PTFE was discovered in 1941. Basically this is a plastic. Teflon is the trademark for a tetrafluoroeghylene resin with a high resistance to heat and corrosive chemicals. It was originally used in wire insulation, cable spacers, gaskets and in other applications in the chemical industry. It then became popular as a non-stick coating for cook ware.

In 1951 the first case of human suffering from tetrafluoroethylene problems was reported. It produces flu like symptoms in humans. The tetrafluoroethylene lingers long after the product has been removed. It can remain in carpeting and draperies for some time.

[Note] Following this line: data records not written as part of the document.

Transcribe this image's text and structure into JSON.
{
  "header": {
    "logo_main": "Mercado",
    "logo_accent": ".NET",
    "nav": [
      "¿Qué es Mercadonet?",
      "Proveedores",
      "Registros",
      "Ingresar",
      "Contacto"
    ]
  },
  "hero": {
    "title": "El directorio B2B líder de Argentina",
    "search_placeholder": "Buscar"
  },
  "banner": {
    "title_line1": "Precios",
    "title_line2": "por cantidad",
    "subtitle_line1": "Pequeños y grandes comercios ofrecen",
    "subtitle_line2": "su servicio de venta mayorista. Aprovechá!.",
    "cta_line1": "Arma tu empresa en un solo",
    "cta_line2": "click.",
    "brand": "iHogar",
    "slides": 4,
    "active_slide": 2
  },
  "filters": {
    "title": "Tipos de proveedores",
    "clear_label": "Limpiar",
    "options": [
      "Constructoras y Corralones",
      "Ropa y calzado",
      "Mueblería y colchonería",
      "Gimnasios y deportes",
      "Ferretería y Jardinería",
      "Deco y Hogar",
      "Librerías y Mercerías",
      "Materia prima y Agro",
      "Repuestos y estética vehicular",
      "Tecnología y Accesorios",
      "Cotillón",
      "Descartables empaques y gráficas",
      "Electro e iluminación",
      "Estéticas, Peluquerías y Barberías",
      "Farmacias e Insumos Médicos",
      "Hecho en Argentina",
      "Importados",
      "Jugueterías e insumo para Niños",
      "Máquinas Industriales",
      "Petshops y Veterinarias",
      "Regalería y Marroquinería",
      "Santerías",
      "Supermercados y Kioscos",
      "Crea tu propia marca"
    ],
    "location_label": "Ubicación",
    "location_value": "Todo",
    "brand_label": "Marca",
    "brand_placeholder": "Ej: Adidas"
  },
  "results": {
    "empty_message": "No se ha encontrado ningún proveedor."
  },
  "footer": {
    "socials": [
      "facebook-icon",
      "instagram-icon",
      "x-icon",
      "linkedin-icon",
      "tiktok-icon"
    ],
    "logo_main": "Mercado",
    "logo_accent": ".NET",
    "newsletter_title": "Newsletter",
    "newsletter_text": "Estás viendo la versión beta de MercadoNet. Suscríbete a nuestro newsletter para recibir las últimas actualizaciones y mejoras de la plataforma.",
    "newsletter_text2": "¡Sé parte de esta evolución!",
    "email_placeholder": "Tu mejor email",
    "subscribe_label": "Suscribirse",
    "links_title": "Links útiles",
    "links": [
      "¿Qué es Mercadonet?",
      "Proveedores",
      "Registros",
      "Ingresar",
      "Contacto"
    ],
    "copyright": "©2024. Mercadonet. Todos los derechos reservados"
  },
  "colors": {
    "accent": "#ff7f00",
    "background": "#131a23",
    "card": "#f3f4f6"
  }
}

Birds die an extremely painful and agonizing death when exposed to these fumes. This product may not kill all the birds at the same time. The toxins travel on air currants. The currant can by-pass one bird and come in contact with another. The fumes swirl on these air currants similar to the way that smoke would. The bird does not have to be in the room where the fumes originate as they can be carried into various parts of the house on these air currants. Smaller birds can take less of the fumes than a larger bird, but even a small amount of exposure can kill a large bird.

When the report first circulated about Teflon causing bird deaths, it was thought that very high heat was needed to release the deadly fumes. Now there are reports that temperatures as low as 285 degrees can cause death to birds.

Teflon starts emitting fumes from the start of heating. It does not have to be a high temperature or for an extended length of time to cause death to your bird. Small birds breathing these fumes for only a few seconds took as long as 24 hours to die.

Many people think that Teflon is only dangerous if the pan burns. This danger lurks in other products besides cookware. These do not have to operate at a high temperature to cause damage to your birds. I have listed some products that use polytetraflouethylene. Not all of these use this coating nor are these the only places that it is used. Carefully read all products that you buy before you use them around your bird. If in doubt, call up the manufacturer and asked what he has used in the product.

    Some Products That Use Polytetraflouethylene
  • Heat lamps
  • Portable heaters
  • Sole plates on irons
  • Ironing board covers
  • Burners on stove tops
  • Drip pans for burners
  • Broiler pans
  • Griddles
  • Many cooking utensils
  • Woks
  • Waffle makers
  • Electric skillets
  • Deep fryers, crock pots,
  • Hot air popcorn poppers
  • Coffee makers
  • Bread makers
  • Non-stick rolling pins
  • Lollipop molds
  • Corkscrews
  • Never-Stick-Stainless Steel
  • Stockpots
  • Roasters
  • Non-stick gingerbread molds
  • Pizza pans
  • Tortilla presses